By Erinch Sahan

6 months ago

We all heard the echoes from every corner of our earth last week – calls for a fashion revolution. As people proclaimed #IMadeYourClothes, there was a widespread understanding that fashion is broken. From poverty wages to destructive models of fibre production, we have known for decades that the industry is on the wrong track. The pandemic has meant that global production and trade has ground to a halt. As we rebuild the fashion industry, now is the time to ensure it truly works for people and planet.

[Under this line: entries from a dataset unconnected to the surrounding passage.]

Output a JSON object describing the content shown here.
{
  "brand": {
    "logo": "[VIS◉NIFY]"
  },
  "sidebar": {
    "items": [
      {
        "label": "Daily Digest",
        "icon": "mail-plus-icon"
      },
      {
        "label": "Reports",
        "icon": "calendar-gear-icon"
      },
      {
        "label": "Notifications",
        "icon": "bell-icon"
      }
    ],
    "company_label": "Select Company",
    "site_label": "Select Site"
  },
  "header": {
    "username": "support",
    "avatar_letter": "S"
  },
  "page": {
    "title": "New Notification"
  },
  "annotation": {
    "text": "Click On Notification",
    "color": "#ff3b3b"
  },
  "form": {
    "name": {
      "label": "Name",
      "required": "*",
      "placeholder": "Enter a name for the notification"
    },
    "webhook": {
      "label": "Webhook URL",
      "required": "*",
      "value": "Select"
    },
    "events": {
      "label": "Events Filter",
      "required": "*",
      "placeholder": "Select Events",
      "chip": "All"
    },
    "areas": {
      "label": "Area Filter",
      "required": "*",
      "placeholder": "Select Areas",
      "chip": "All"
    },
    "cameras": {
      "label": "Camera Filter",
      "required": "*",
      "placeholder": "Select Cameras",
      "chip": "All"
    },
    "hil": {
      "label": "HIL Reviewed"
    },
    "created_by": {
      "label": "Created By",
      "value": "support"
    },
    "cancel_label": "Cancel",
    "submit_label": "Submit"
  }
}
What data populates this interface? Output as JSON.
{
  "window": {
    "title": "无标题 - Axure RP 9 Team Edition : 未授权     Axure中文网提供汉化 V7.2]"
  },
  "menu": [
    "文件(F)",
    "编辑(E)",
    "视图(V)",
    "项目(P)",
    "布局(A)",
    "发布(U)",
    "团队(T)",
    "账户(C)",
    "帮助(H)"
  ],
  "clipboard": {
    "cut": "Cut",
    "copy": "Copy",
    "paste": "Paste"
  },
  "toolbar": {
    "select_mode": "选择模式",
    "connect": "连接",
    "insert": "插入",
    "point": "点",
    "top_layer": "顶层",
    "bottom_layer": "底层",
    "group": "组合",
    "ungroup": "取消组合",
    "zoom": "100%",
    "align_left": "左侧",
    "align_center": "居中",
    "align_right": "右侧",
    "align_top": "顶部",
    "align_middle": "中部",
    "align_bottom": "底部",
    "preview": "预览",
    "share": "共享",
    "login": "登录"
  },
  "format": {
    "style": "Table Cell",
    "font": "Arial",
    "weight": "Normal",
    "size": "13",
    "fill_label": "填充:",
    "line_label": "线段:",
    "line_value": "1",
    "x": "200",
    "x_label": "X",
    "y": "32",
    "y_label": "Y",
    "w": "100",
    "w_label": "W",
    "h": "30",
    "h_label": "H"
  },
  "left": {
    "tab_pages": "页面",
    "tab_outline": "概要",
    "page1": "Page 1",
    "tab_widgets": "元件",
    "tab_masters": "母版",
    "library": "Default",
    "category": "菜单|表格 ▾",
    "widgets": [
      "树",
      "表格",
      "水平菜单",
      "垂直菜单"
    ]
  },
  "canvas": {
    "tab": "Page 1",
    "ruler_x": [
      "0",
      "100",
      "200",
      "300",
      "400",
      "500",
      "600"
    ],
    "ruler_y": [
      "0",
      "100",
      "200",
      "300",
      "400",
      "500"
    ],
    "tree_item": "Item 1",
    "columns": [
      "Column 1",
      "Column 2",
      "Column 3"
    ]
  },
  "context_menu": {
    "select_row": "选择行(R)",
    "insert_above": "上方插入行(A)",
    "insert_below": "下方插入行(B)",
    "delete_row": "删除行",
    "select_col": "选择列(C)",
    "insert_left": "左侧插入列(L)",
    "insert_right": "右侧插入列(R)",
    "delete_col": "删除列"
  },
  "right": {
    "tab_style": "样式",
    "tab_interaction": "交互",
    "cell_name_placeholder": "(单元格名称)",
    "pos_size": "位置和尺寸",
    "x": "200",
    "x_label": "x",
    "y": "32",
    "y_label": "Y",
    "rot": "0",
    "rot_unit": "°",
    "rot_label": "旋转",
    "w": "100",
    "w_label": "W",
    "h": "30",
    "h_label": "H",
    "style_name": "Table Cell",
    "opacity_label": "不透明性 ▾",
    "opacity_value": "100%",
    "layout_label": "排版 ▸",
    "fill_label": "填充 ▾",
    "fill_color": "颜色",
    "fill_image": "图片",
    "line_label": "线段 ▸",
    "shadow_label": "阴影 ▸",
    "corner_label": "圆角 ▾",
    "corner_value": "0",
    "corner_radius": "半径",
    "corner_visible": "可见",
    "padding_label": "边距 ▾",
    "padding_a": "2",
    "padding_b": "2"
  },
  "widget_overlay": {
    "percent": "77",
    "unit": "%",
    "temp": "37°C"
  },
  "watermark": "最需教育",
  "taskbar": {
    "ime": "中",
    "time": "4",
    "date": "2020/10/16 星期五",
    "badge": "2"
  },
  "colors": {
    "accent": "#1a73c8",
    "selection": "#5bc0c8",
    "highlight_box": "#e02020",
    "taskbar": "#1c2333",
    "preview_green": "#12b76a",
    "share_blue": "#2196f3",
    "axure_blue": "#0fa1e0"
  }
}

We are all stuck at home, stuck in the present, stuck in this crisis. While we struggle with immediate challenges we must also look beyond the pandemic. Post crisis, consumers will buy less but buy better – this is becoming clear. In response, a new world of fashion will emerge, so let’s begin that journey now.
In response, a movement is growing that is asking for #PlanetFairTrade and building solidarity between people around the world who aim to #StayHomeLiveFair. While businesses are shaken by the economic shocks of the pandemic, consumers and citizens are speaking up on social media to show their support for the idea that people and planet must come first. This economic vision is taking hold. It’s challenging a status quo that has failed us.

The pursuit of growth at all costs has led to unsustainable production, from farm to factory. And relentless marketing has led to unsustainable consumption. Together, these have created the ugly realities of fast fashion.

We cannot simply ask the businesses in fashion to behave differently. They are doing what they are designed to do: grow, win and ultimately, increase profits. There’s a design fault in the business models that populate the industry.

An economy that works for people and planet needs a new kind of business model. This cannot be today’s dominant mode of blinkered profit maximisation, where the environment is exploited and society manipulated. Nor can it be a model that is fixated only on delivering financial returns to the few. The new economy will not be created by businesses that wear this self-destructive straight-jacket.

Luckily, there is another way. Across the Social Solidarity Economy, Social Enterprise movement and the Fair Trade movement, new enterprises models have arisen. It’s the idea of building an entire business around a social mission. The network I lead is a core part of this alternative to profit-primacy, and it unlocks a range of practices and investments in social and environmental goals. Across the world, these enterprises innovate to use natural fibres, adopt upcycling, employ marginalised workers and embrace organic agriculture – regardless of whether the market rewards them for doing so or not. In mainstream fashion, sustainability is embraced only where it improves the bottom line. In the emerging enterprises of the new economy, sustainability is embraced regardless.

The examples of this working in practice are in the 100s from across the world. Manos del Uruguay for instance is a fashion producer and brand owned and governed by 12 women’s producer cooperatives across Uruguay. All decisions prioritise the interests of these women, their communities and the ecosystems on which they rely. Miquelina in Colombia (a high-performance garment manufacturer) deploys a foundation-ownership model that locks in the social mission, and Mahaguthi in Nepal (mostly focused on fashion manufacturing) has formally locked-in a 100 per cent profit-reinvestment model to ensure any surplus from trading goes back into supporting marginalised communities. Prokritee in Bangladesh has built a business model that upcycles waste fabrics into bags and baskets, while Chako in Zanzibar turns waste glass into light fittings. Cambodia’s Village Works makes bags from various waste bags and produces reusable bamboo straws. As enterprises built on mission-primacy, they have prioritized initiatives like minimising plastic use many decades before strong market demand emerged (e.g. the 1980s ‘Jute not Plastic’ campaign of European WFTO members, including EZA in Austria). A short video and case studies can be found at: wfto.com/jointhebusinessrevolution

This new way of doing business, of thinking beyond the immediate bottom line to environmental and social impacts, looks increasingly likely to become the foundation of the new economy around the world. As consumers and voters shape their preferences in the face of environmental and social dangers, business models must transform, just as governments must respond with a bold vision of the new economy.

As ‘business as usual’ becomes increasingly unviable, it will be flexible and purpose driven enterprises that are best positioned to take up the slack. A triple-bottom line comes naturally to businesses that work close to the ground and grow with – not despite – their local communities and environment. This must become the future of fashion.


Erinch Sahan is the Chief Executive of the World Fair Trade Organization (WFTO). WFTO is the global community and verifier of social enterprises that fully practice Fair Trade.